Schlissel said the University continues to count on the support of its donor network for critical funding. “The University wouldn’t be anywhere near as good as it is without the enthusiastic support of its alumni,” he said.

The University collected $238 million in net tuition in fiscal year 2012, a 3 percent gain from last year’s net total of $226 million. Net tuition has increased as a percentage of the University’s overall revenue stream in recent years, accounting for about 38 percent of budget revenues in fiscal year 2013, up from about 32 percent in fiscal year 2007, according to the Universi
ty Resources Committee.

Lower total contributions raised by the Annual Fund and a flattened payout from the University’s endowment have corresponded with the greater reliance on tuition revenue to cover expenses in recent years.

The University ranks first among Ivy League institutions for the percentage of its net revenue that comes from tuition, while Penn comes in second with just under 30 percent of its net revenue coming from tuition. Harvard and Princeton rely on tuition the least among Ivy League institutions, with each having under 10 percent of net revenue coming from tuition, according to the URC report. Harvard and Princeton have the first- and third-largest endowments, respectively, in the nation. 

Despite the lower net contributions, the University has maintained its commitment to funding a substantial number of scholarships. The University spent 34 percent of the money raised from tuition and fees in fiscal year 2012 on scholarships to students, amounting to about $123 million. The University devoted the same percentage to scholarships in fiscal year 2011.

“We’ve done a lot to maintain our commitment to financial aid,” Huidekoper said, adding that the 34 percent scholarships-to-overall-tuition ratio was not a “stated target” ratio. She said rather than set a fixed amount for scholarships, the University seeks to fulfill all of its financial aid obligations, given that it has a need-blind admission policy for domestic applicants.

But Huidekoper warned that the University’s financial aid program, which has been growing at an average annual rate of 6 percent, has the potential to outpace revenue growth. With the endowment’s decreased value from the recent financial crisis, the University has had to slash staff salaries and initiate layoffs in recent years in order to maintain its financial aid commitments, she said.

Outside experts expressed skepticism that the University is in as dire of a financial situation as the Bain and Sterling report suggested.

“I wouldn’t say that places like Brown are stuck in a rut,” said Tom Parker, senior associate at the Institute for Higher Education Policy. “I just don’t see Brown in the category of those institutions that Bain is most concerned about.”

The 34 percent share of tuition and fees going to scholarships falls within the norm for wealthier universities, Parker said.
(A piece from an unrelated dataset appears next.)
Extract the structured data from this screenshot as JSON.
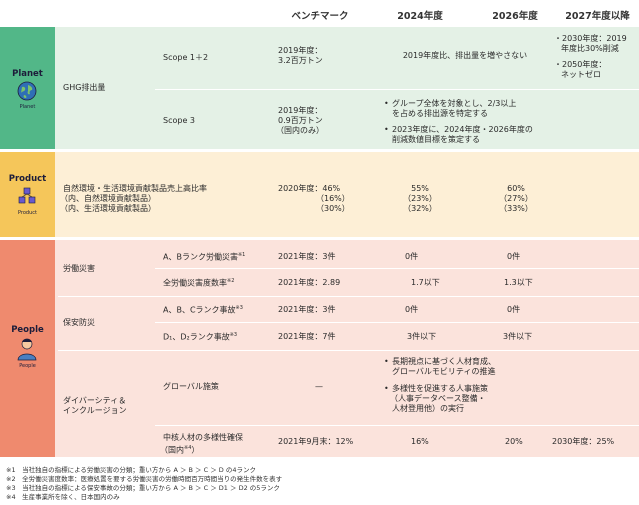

He added that he doubted the University’s dip in its net assets value was due to any management problem, saying that the University has a strong financial management team.

“Expensive private schools like Brown are like hospitals,” Parker said, disagreeing with assessments warning that the University is not on a steady long-term course. “It’s a little like saying Mass General Hospital is going out of business.”

Howard Bunsis, chair of the American Association of University Professors’ collective bargaining congress, disputed Bain’s characterization of the University’s financial outlook.

“The conclusion is completely erroneous,” Bunsis said. “A bad year in the endowment for them really has very little effect on their long-term health.”

But Bunsis noted that he believes many universities, including Brown and other elite institutions, face a sharp financial challenge from the growth in the number of administrators. He said his review of the University’s financial statements indicated that too much money is apportioned to administrators when it should instead be going to more academic functions, such as the hiring of new faculty.

“They seem like they are incredibly top-heavy with administrative costs,” Bunsis said. “There are too many administrators making too much money.”

Bunsis said many universities need to consider the costs and benefits of hiring more administrators as opposed to more faculty members, pointing to research as a key to bringing in more money for universities.